Mention of a themed custom motorcycle conjures visions of bad reality TV choppers and sends us into convulsions. But this scrambler is a theme bike with a big difference: It’s so tastefully executed, we didn’t realize there was a theme — until builder Chris Tope revealed the story behind it.
Tope was asked by motorcycle photographer Michael Lichter to build a bike for his “What’s the Skinny” exhibition at the Sturgis rally. He already had a suitable and very skinny donor at hand — a beat-up 1973 Penton Mudlark outside of Dallas, Texas. He’d been eyeing it for years, and now it was finally time to pull the trigger.
Tope had a very specific style in mind too, dubbing his project the Ice Pick. “I had previously built a surfboard bike, a café racer, and a desert sled bike,” he explains, “so I decided to build a bike that was meant for the cold. It’s the first of my builds designed to be ridden on ice. Every aspect and design of the Ice Pick was to make you feel her cold appearance — from the iridescent paint, to the studded tires, to the super sharp rear cowl made to look like an ice pick.”
Never heard of the Penton Mudlark? We don’t blame you — it’s an extremely rare, 190-pound trials bike with a 123cc Sachs motor. Only Penton didn’t actually manufacture them — that was outsourced to a British firm, Wassell. The bike was ultimately a sales flop, and finding parts for it today is near impossible. But somehow, Tope made it work. “For the majority of the parts,” he explains, “I found a couple of good sources around the country that had stock. For the parts I used from the bike itself, it took elbow grease and long hours to get them salvageable. And the parts I couldn’t manage to get hold of, I fabricated myself.”
The motor went over to Jerry Birky over at KTM in Ohio for a full resto job, complete with a ported head and a new ignition. It’s hooked up to a Bing carb with a modified K&N cone filter, and finished off with a completely custom exhaust system from Gary Braun at Retrodyne.
For the parts I used from the bike itself, it took elbow grease and long hours to get them salvageable. And the parts I couldn’t manage to get hold of, I fabricated myself.

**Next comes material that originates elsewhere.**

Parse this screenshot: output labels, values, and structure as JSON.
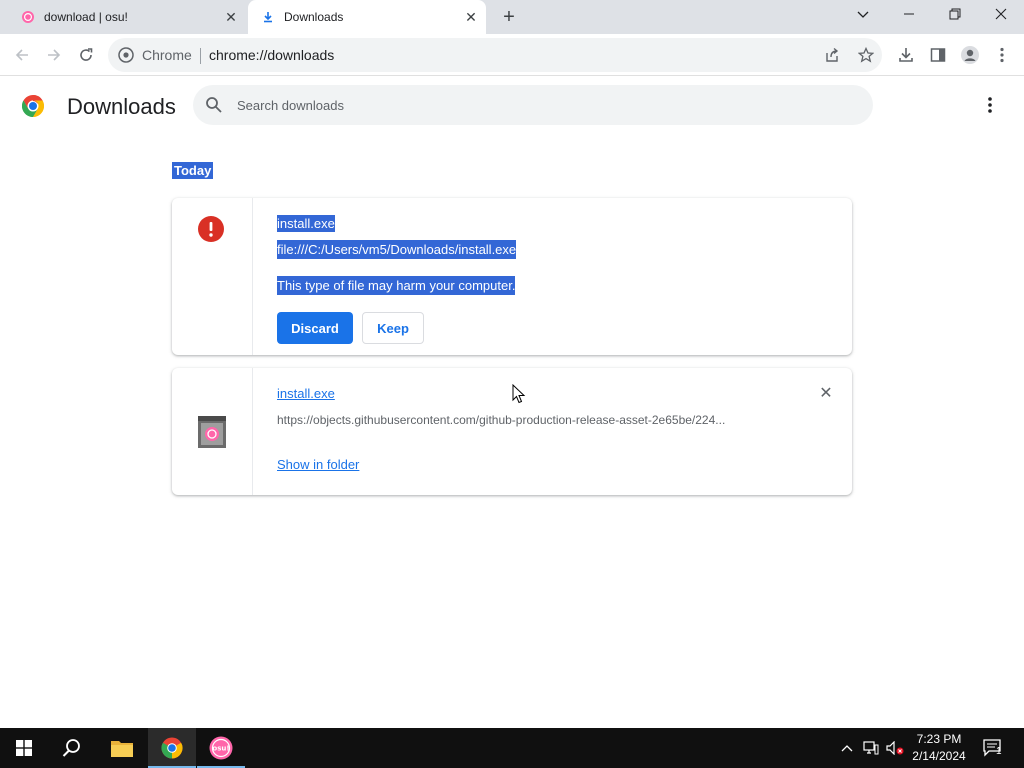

The Mudlark is pretty skinny out of the crate, but Tope wanted to narrow its profile even more. So he ditched the dual-shock setup and fabricated his own mono-shock system. It includes a custom-made swingarm with a 1.75-inch extension and gussets for strength, and is connected to the shock from a Buell Blast. He then restored and installed a set of 32mm Ceriani forks upfront. He kept the stock 21-inch front / 18-inch rear wheels, but polished them up and re-laced them with stainless steel spokes from Buchanan. A set of studded VEE Rubber tires makes the Ice Pick’s intentions clear. Tope did extensive work to the rest of the frame before everything went off to Atlantic Coast Plating for a full chrome treatment.
Up top you’ll find the Mudlark’s OEM fuel tank, followed by a hand-made aluminum tail section, tapered off to drive the ice pick concept home. The seat itself is covered in white vinyl, done with a diamond-stitch by Dane Utech. Kacey Elkins at Krossover Customs handled the bodywork paint, laying down an iridescent blue that resembles ice. On paper it sounds cheesy, but in reality it’s a stunning effect that hits the mark. The gas cap got the same treatment, along with an emblem that combines two ice picks with a Union Jack as a nod to Wassell.
There’s more custom work going on with the rider controls, too. Tope designed a set of handlebars, then got Josh at Crybaby Cycles to fabricate them. They’re hooked up to KustomTech controls, and a set of custom grips that are made to look frozen. They took some doing to create: Tope started with a pair of CNC grip sleeves from Mark Atkinson, then used a blue ice epoxy resin, finishing the bar ends off with inlaid moonstone gems. Even the foot pegs are custom, and also feature a pair of gems.
There’s one more custom touch in the steering stem: a hobo coin, a signature on all of Tope’s builds. “On this build it’s a hand-engraved 1943 Liberty half-dollar,” he says, “portraying a motorcycle ice racer on a frozen mountain lake.”
Tope’s custom Mudlark nails both the “skinny” and “ice” themes without feeling one bit gaudy or overdone. But perhaps the most impressive part is that he did everything in the 10-foot-by-12-foot toy hauler section of his 44-foot travel trailer. You see, Tope has a full-time job that sends him to a new part of the U.S. each year — his custom work, done as Utopeia Moto Company, is just an after-hours thing.
Not too shabby for a hobbyist working out of a trailer, right?